Note from the author: Although I originally wrote this blog in 2020, the message is still very important. As a practice owner or leader, you have a unique opportunity to reflect, reset, and renew. You can course correct or reinforce your practice culture, and rebuild in a way that is meaningful.
The past few months have been challenging on so many levels. It has been emotionally and physically challenging and now that things are starting to open up again, it presents an entirely new challenge: reintegrating staff that have been working remotely while dealing with new ways of operating.
While there has been a great deal of focus on the physical elements of the pandemic, the emotional and mental stresses of the pandemic have been deeply felt. And it’s these things that play a vital role in reintegrating teams. Amid these turbulent times, people are questioning their purpose. What is meaningful? This is why personal values have such an important role to play in successfully reintegrating your team.
You want to avoid pressing buttons
Everyone has had a different experience during lockdown. They’ll be sensitive to different things depending on what’s important to them. The only way therefore to avoid pressing an individual’s hot buttons is to find out what exactly that is.
In other words, what are their values? Not just in terms of work, but also what gets them emotional, what makes them passionate and motivated? Understanding this gives an indication on what you could focus on to make them more engaged and motivated in their daily activities. You can create a better fit for them and help them to develop certain aspects of their career.
Historically it was thought that money or recognition were what people worked for, but these days, it comes down to individual values. Even operating in the same career, people have individual motivations that will send them in different directions. It’s connecting with these individual motivations that can make all the difference.
What’s most important?
It’s not just what’s important that matters, it’s how important it is to the person. So a staff member might say that family and finding a work life balance is important to them. But one might say that it’s important to everyone, so knowing just how high it ranks on that scale of importance is critical.
If they have young children it might mean that they’re looking for more flexible working conditions that allow them to participate in their child’s school and sporting events. If your practice has rigid working hours, that might not work for them because then they may feel torn between their loyalties to work and family. For another person the opportunity for learning or being mentored by a senior specialist Vet, ranks highly. Knowing this means that you can create opportunities that align with what they value and this will engage them more at work.

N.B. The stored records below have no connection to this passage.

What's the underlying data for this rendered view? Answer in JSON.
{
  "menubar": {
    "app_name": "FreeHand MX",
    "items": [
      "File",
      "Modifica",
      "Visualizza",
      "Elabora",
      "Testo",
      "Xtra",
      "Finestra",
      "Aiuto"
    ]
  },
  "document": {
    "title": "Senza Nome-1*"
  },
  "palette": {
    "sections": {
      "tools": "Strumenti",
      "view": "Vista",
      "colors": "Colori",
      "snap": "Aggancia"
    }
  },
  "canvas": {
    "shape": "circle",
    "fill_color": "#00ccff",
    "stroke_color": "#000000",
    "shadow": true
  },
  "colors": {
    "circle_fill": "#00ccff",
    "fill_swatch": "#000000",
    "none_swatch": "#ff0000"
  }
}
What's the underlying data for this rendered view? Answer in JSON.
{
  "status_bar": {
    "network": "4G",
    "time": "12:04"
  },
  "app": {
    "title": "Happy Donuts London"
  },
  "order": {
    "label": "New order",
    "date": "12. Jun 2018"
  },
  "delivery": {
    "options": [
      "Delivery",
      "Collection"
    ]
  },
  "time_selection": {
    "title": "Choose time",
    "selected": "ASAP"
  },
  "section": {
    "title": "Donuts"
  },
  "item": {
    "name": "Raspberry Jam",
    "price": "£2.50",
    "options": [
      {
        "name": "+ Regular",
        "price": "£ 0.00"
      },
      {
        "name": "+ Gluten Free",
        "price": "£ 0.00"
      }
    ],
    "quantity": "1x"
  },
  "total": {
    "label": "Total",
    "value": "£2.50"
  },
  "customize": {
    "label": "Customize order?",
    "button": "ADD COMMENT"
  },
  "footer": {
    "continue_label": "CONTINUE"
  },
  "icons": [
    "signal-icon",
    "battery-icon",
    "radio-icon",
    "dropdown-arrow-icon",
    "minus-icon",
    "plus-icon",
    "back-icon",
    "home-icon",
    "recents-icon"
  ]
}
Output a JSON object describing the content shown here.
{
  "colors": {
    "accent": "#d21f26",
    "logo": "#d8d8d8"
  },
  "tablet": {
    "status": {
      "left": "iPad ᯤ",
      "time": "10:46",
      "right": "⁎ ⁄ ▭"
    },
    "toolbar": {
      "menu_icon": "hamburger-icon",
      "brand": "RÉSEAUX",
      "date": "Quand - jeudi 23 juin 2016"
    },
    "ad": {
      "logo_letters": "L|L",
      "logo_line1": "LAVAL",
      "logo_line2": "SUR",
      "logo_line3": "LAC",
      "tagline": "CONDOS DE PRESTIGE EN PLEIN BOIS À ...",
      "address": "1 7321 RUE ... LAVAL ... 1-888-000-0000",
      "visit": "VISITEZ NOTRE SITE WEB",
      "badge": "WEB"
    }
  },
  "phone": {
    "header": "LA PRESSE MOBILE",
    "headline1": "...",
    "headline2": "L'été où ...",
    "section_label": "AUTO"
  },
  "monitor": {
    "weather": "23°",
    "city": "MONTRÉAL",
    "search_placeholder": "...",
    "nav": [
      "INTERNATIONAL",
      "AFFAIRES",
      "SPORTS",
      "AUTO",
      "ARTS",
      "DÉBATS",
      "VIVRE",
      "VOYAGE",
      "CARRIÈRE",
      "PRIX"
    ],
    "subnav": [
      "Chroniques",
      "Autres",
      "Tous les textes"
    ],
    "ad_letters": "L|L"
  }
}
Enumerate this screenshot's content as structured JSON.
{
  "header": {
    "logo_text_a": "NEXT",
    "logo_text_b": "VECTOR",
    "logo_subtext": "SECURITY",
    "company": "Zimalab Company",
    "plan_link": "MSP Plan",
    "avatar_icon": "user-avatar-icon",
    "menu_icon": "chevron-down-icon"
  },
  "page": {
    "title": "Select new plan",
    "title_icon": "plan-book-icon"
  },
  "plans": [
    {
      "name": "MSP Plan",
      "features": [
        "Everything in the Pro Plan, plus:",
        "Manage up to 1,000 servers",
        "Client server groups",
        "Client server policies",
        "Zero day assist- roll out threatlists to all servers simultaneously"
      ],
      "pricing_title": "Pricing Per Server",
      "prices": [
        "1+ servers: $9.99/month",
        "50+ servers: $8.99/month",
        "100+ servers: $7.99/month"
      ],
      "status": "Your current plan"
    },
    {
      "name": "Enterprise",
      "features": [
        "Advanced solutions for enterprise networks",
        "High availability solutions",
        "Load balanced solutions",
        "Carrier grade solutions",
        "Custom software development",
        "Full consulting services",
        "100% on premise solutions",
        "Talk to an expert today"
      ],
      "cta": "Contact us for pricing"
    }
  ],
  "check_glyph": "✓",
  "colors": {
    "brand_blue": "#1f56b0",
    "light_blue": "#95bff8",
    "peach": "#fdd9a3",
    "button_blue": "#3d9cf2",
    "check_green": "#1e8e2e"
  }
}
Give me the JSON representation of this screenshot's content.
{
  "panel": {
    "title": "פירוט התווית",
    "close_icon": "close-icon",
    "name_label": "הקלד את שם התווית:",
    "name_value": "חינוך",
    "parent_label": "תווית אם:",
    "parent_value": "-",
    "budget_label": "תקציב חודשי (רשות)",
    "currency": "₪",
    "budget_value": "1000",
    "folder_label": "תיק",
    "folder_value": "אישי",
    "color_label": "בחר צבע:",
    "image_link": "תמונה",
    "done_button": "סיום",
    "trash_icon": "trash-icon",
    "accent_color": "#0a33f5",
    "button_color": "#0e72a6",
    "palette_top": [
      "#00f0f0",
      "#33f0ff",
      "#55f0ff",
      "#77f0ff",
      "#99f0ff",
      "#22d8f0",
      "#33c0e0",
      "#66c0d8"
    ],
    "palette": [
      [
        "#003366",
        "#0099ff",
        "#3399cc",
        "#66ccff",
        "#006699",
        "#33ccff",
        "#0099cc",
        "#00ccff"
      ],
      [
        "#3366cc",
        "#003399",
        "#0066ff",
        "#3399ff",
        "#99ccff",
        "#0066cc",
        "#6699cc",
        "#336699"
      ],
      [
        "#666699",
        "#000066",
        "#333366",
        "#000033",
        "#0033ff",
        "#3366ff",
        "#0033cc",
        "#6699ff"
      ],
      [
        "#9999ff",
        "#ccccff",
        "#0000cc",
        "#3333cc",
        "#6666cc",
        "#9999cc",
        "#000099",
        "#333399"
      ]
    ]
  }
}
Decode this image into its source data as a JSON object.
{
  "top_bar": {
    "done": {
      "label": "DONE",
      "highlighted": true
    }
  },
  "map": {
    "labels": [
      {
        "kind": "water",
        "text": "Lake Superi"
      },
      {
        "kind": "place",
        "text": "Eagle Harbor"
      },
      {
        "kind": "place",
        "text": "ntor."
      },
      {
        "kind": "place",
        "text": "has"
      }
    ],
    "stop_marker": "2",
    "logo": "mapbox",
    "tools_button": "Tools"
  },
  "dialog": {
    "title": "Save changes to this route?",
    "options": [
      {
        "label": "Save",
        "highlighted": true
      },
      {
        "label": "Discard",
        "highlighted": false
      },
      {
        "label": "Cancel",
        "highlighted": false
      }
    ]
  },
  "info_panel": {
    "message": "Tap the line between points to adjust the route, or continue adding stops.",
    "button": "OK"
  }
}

Understanding the importance of an individual’s values can help you define the parameters of how flexible you want to be, in line with what’s important to employees. It can also give direction to how to manage your practice to be able to retain your best employees.
Getting to the heart of the matter
Values are very personal, and for that reason people are often reluctant to share them. They may feel judged for wanting something that goes against the norm or reflects that they have higher expectations. This is why it’s so important when discovering motivations to try get to the real reasons why your staff hold those values dear.
If they’re looking for a better work life balance it could be because their father spent all his time at work and they never really got to know him. They may desire to be more involved in their family life without having to sacrifice their career. If they want to do a certificate it may be because they want to make a greater contribution to a particular field of veterinary medicine. Supporting them in that ambition can benefit the practice.
Ultimately the key to successfully reintegrating staff is about letting people know that you genuinely care about what’s important to them. Certainly business recovery strategies are as important, but focusing on the human element of the practice will create more engaged and committed employees, and right now, that’s the best asset a veterinary practice can have.